Digital health technologies have the potential to improve quality, increase equity in care provision, and lower costs of care delivery in resource poor settings. The WHO recently urged countries in Africa to increase the use of digital health technologies to accelerate achieving these aims. Donor agencies, such as USAID, have made significant investments into digital health projects and there are growing communities of practice around digital health, such as the Global Digital Health Network.
As this field has matured, we have seen a move away from small pilot projects to long-term, sustainable solutions that are changing the way healthcare is delivered and quality is improved. For example, Dr. Sherri Bucher at the Indiana University School of Medicine, has worked for close to a about 6 years to develop a mobile app which supports the Helping Babies Breathe (mHBB) and Helping Babies Survive (mHBS) curriculums. These tools have helped nurses to maintain critical neonatal resuscitation skills and stay up to date on best practices for addressing common causes on neonatal mortality: complications from preterm birth, complications during childbirth, and infections. In South Africa, the MomConnect Program, reaches over 2 million pregnant women with stage-based health information and a mechanism for sharing their experiences in the health system with the National Department of Health. The success of the program has led to the development of NurseConnect, a mobile app to serve as an information resource to nurses.

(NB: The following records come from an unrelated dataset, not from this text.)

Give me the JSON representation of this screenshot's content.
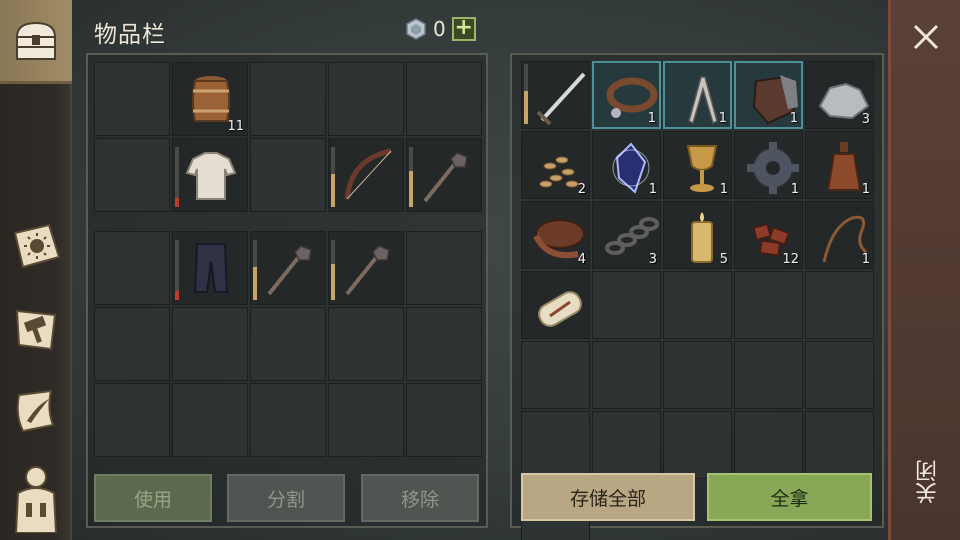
{
  "header": {
    "title": "物品栏",
    "currency_value": "0",
    "add_label": "+"
  },
  "nav": [
    {
      "name": "nav-tab-inventory",
      "icon": "chest-icon",
      "active": true
    },
    {
      "name": "nav-tab-journal",
      "icon": "sun-book-icon",
      "active": false
    },
    {
      "name": "nav-tab-crafting",
      "icon": "hammer-icon",
      "active": false
    },
    {
      "name": "nav-tab-quests",
      "icon": "scroll-quill-icon",
      "active": false
    },
    {
      "name": "nav-tab-character",
      "icon": "character-icon",
      "active": false
    }
  ],
  "player_inventory": {
    "slots": [
      {
        "item": "",
        "qty": ""
      },
      {
        "item": "barrel-icon",
        "qty": "11"
      },
      {
        "item": "",
        "qty": ""
      },
      {
        "item": "",
        "qty": ""
      },
      {
        "item": "",
        "qty": ""
      },
      {
        "item": "",
        "qty": ""
      },
      {
        "item": "shirt-icon",
        "qty": "",
        "durability": 0.15,
        "red": true
      },
      {
        "item": "",
        "qty": ""
      },
      {
        "item": "bow-icon",
        "qty": "",
        "durability": 0.55
      },
      {
        "item": "mace-icon",
        "qty": "",
        "durability": 0.6
      },
      {
        "item": "",
        "qty": ""
      },
      {
        "item": "pants-icon",
        "qty": "",
        "durability": 0.15,
        "red": true
      },
      {
        "item": "mace-icon",
        "qty": "",
        "durability": 0.55
      },
      {
        "item": "mace-icon",
        "qty": "",
        "durability": 0.6
      },
      {
        "item": "",
        "qty": ""
      }
    ]
  },
  "chest_inventory": {
    "slots": [
      {
        "item": "sword-icon",
        "qty": "",
        "durability": 0.55
      },
      {
        "item": "collar-icon",
        "qty": "1",
        "selected": true
      },
      {
        "item": "pliers-icon",
        "qty": "1",
        "selected": true
      },
      {
        "item": "gauntlet-icon",
        "qty": "1",
        "selected": true
      },
      {
        "item": "ore-icon",
        "qty": "3"
      },
      {
        "item": "seeds-icon",
        "qty": "2"
      },
      {
        "item": "crystal-icon",
        "qty": "1"
      },
      {
        "item": "goblet-icon",
        "qty": "1"
      },
      {
        "item": "gear-icon",
        "qty": "1"
      },
      {
        "item": "bottle-icon",
        "qty": "1"
      },
      {
        "item": "leather-icon",
        "qty": "4"
      },
      {
        "item": "chain-icon",
        "qty": "3"
      },
      {
        "item": "candle-icon",
        "qty": "5"
      },
      {
        "item": "scrap-icon",
        "qty": "12"
      },
      {
        "item": "rope-icon",
        "qty": "1"
      },
      {
        "item": "scroll-icon",
        "qty": ""
      }
    ]
  },
  "buttons": {
    "use": "使用",
    "split": "分割",
    "remove": "移除",
    "store_all": "存储全部",
    "take_all": "全拿",
    "close": "关闭"
  }
}
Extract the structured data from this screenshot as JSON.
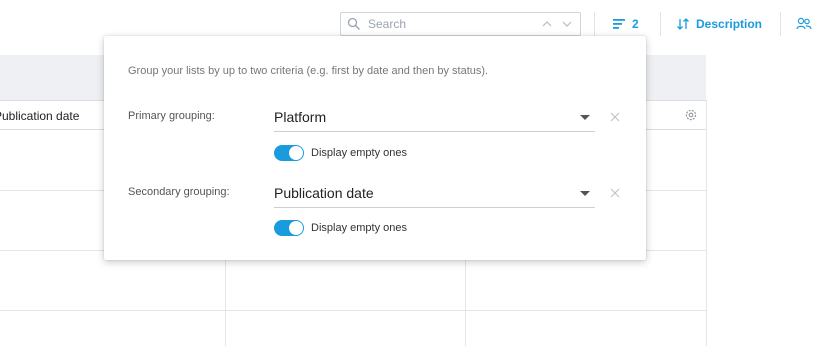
{
  "toolbar": {
    "search": {
      "placeholder": "Search"
    },
    "grouping_count": "2",
    "sort_label": "Description",
    "colors": {
      "accent": "#1a9bde"
    },
    "icons": [
      "search-icon",
      "chevron-up-icon",
      "chevron-down-icon",
      "group-lines-icon",
      "sort-arrows-icon",
      "people-icon"
    ]
  },
  "table": {
    "columns": [
      {
        "label": "Publication date"
      }
    ],
    "icons": [
      "settings-gear-icon"
    ]
  },
  "grouping_popover": {
    "description": "Group your lists by up to two criteria (e.g. first by date and then by status).",
    "primary": {
      "label": "Primary grouping:",
      "value": "Platform",
      "display_empty_label": "Display empty ones",
      "display_empty_on": true
    },
    "secondary": {
      "label": "Secondary grouping:",
      "value": "Publication date",
      "display_empty_label": "Display empty ones",
      "display_empty_on": true
    }
  }
}
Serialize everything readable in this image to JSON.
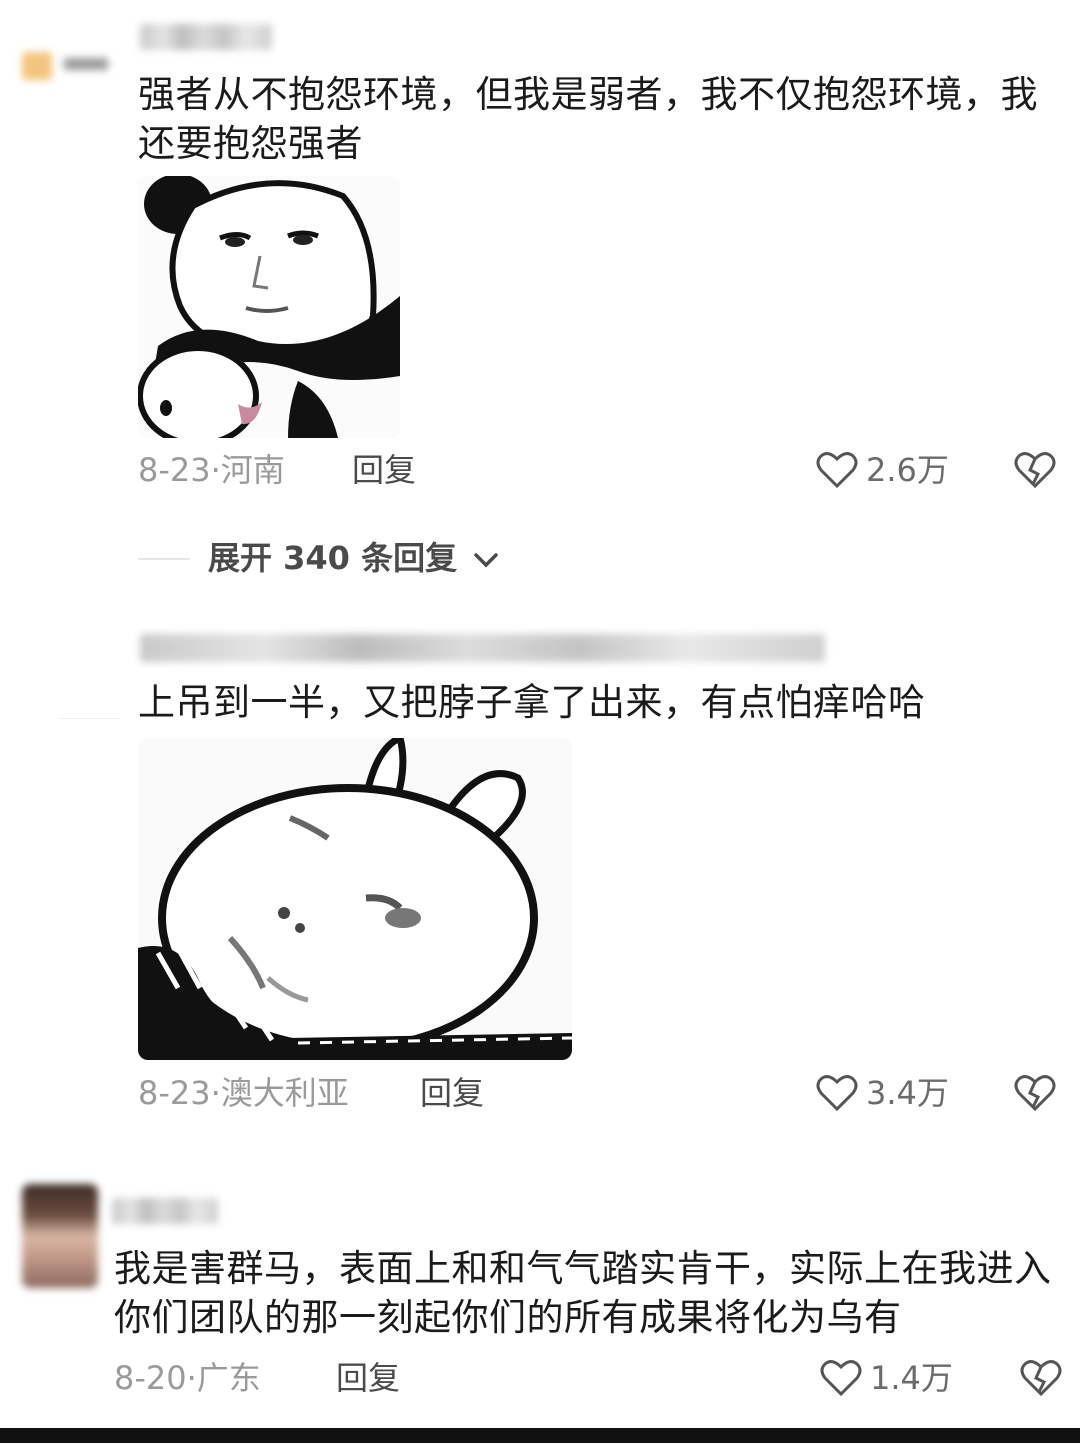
{
  "comments": [
    {
      "text": "强者从不抱怨环境，但我是弱者，我不仅抱怨环境，我还要抱怨强者",
      "sticker": "panda-face-meme-icon",
      "date": "8-23",
      "location": "河南",
      "reply_label": "回复",
      "likes": "2.6万"
    },
    {
      "text": "上吊到一半，又把脖子拿了出来，有点怕痒哈哈",
      "sticker": "rabbit-noose-meme-icon",
      "date": "8-23",
      "location": "澳大利亚",
      "reply_label": "回复",
      "likes": "3.4万"
    },
    {
      "text": "我是害群马，表面上和和气气踏实肯干，实际上在我进入你们团队的那一刻起你们的所有成果将化为乌有",
      "date": "8-20",
      "location": "广东",
      "reply_label": "回复",
      "likes": "1.4万"
    }
  ],
  "expand_replies": {
    "label": "展开 340 条回复"
  },
  "icons": {
    "like": "heart-outline-icon",
    "dislike": "broken-heart-icon",
    "expand": "chevron-down-icon"
  },
  "colors": {
    "text": "#1b1b1b",
    "meta": "#9a9a9a",
    "reply": "#4b4b4b"
  }
}
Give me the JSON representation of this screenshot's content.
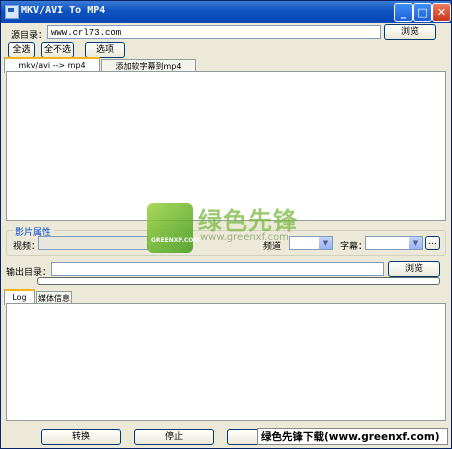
{
  "window": {
    "title": "MKV/AVI To MP4",
    "minimize": "_",
    "maximize": "□",
    "close": "✕"
  },
  "source": {
    "label": "源目录：",
    "value": "www.crl73.com",
    "browse": "浏览"
  },
  "toolbar": {
    "select_all": "全选",
    "select_none": "全不选",
    "options": "选项"
  },
  "tabs": [
    {
      "label": "mkv/avi --> mp4"
    },
    {
      "label": "添加软字幕到mp4"
    }
  ],
  "movie_props": {
    "legend": "影片属性",
    "video_label": "视频：",
    "audio_label": "频道",
    "subtitle_label": "字幕：",
    "more": "..."
  },
  "output": {
    "label": "输出目录：",
    "browse": "浏览"
  },
  "log_tabs": [
    {
      "label": "Log"
    },
    {
      "label": "媒体信息"
    }
  ],
  "actions": {
    "convert": "转换",
    "stop": "停止",
    "third": ""
  },
  "watermark": {
    "logo_text": "GREENXF.COM",
    "big_text": "绿色先锋",
    "url": "www.greenxf.com",
    "banner": "绿色先锋下载(www.greenxf.com)"
  },
  "icons": {
    "combo_arrow": "chevron-down-icon",
    "app": "app-icon"
  }
}
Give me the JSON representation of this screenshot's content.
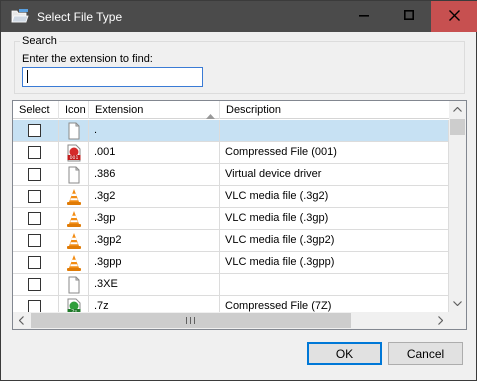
{
  "window": {
    "title": "Select File Type",
    "icon": "open-folder-icon",
    "controls": [
      "minimize-icon",
      "maximize-icon",
      "close-icon"
    ],
    "close_color": "#c75050",
    "titlebar_color": "#4b4b4b"
  },
  "search": {
    "legend": "Search",
    "label": "Enter the extension to find:",
    "value": "",
    "placeholder": ""
  },
  "grid": {
    "columns": [
      "Select",
      "Icon",
      "Extension",
      "Description"
    ],
    "sort_column": "Extension",
    "sort_direction": "ascending",
    "selection_color": "#c7e1f3",
    "rows": [
      {
        "checked": false,
        "icon": "generic-file-icon",
        "extension": ".",
        "description": "",
        "selected": true
      },
      {
        "checked": false,
        "icon": "compressed-001-icon",
        "extension": ".001",
        "description": "Compressed File (001)",
        "selected": false
      },
      {
        "checked": false,
        "icon": "generic-file-icon",
        "extension": ".386",
        "description": "Virtual device driver",
        "selected": false
      },
      {
        "checked": false,
        "icon": "vlc-cone-icon",
        "extension": ".3g2",
        "description": "VLC media file (.3g2)",
        "selected": false
      },
      {
        "checked": false,
        "icon": "vlc-cone-icon",
        "extension": ".3gp",
        "description": "VLC media file (.3gp)",
        "selected": false
      },
      {
        "checked": false,
        "icon": "vlc-cone-icon",
        "extension": ".3gp2",
        "description": "VLC media file (.3gp2)",
        "selected": false
      },
      {
        "checked": false,
        "icon": "vlc-cone-icon",
        "extension": ".3gpp",
        "description": "VLC media file (.3gpp)",
        "selected": false
      },
      {
        "checked": false,
        "icon": "generic-file-icon",
        "extension": ".3XE",
        "description": "",
        "selected": false
      },
      {
        "checked": false,
        "icon": "7z-archive-icon",
        "extension": ".7z",
        "description": "Compressed File (7Z)",
        "selected": false
      }
    ]
  },
  "buttons": {
    "ok": "OK",
    "cancel": "Cancel"
  }
}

I have worked for over a decade at the intersection of global digital health and nursing. In the US, I have observed nurses playing critical leadership roles in nursing informatics, such as Chief Nursing Informatics Officers (CNIO) positions in hospitals, leaders of informatics organizations, and editors of informatics journals. On the other hand, I can only count a few of nurses, who hold leadership roles implementing digital health solutions in low-resource settings. This is in stark contrast to the number of digital health solutions where nurses are expected to collect data and manage software when a new digital health technology is implemented. For nurses who are already overwhelmed, under-resourced, and under-staffed, we must make certain that the introduction of digital health technologies does not present an additional burden. The principles for digital development, which are guidance for implementing digital technologies in low-resource settings, calls for implements to design with the user. Beyond just getting nurses input on the design of digital health technologies, we must ensure that nurses are at the forefront of generating ideas and implementing digital health solutions. These solutions should address the day-to-day challenges that nurses face in delivering high quality equitable care. To start, we must build the technical self-efficacy and digital health capacity of nurses in low-income countries. This can be done by including nursing informatics education in pre-service curriculum and ensuring that nursing informatics competencies reflect the needs of nurses in low-resource settings. International Non-Government Organizations (INGOs) and other digital health implementers should include nurses as part of their project teams, particularly for solutions where nurses are the targeted end-user. This willhelp build capacity for nurse-led projects and provide opportunities to add a nursing voice to the implementation of the solution. Finally, whether it’s called digital health, nursing informatics, or health information technology, nurses need to recognize and embrace our legacy as leaders in this field. As many recognize Florence Nightingale as the founder of modern nursing, she is also recognized as one of the first nurse informaticists, because of her use of data to improve patient safety. After all, these tools are should first and foremost, allow nurses to collect and analyze data about the patients they are serving and also provide access to evidence and best practices. With the support and leadership of nurses, we can ensure that digital health technologies provide a mechanism that empowers nurses everywhere by giving us the data and information we need to provide high quality care.
About the Contributor
Olivia Vélez, PhD, MS, MPH, RN is a nurse informaticist who has completed training in computer science, management information systems, public health, nursing, and biomedical informatics. Dr. Vélez is currently a Senior Digital Health Specialist with ICF where she works on several digital health projects. She was formerly the eHealth Team Lead for the United States Agency for International Development (USAID)’s Maternal Child Health Survival Program, where she led the strategy for systematic integration of eHealth tools to support reproductive, maternal, newborn and child health interventions in low-resource settings. Additionally, she holds an adjunct faculty positions in Nursing at the University of Maryland. Dr. Vélez is an author on over a dozen peer reviewed papers on nursing informatics and has presented her work on mHealth at both national and international venues including the Global Digital Health Forum, the UN Economic & Social Council Partnership Clinic on Mobiles for Midwives, and numerous informatics conferences. Dr. Vélez was a 2010 Jonas Nurse Leaders Scholar and a 2014 Alliance for Nursing Informatics Emerging Leader. She can be reached at Olivia.Velez@icf.com.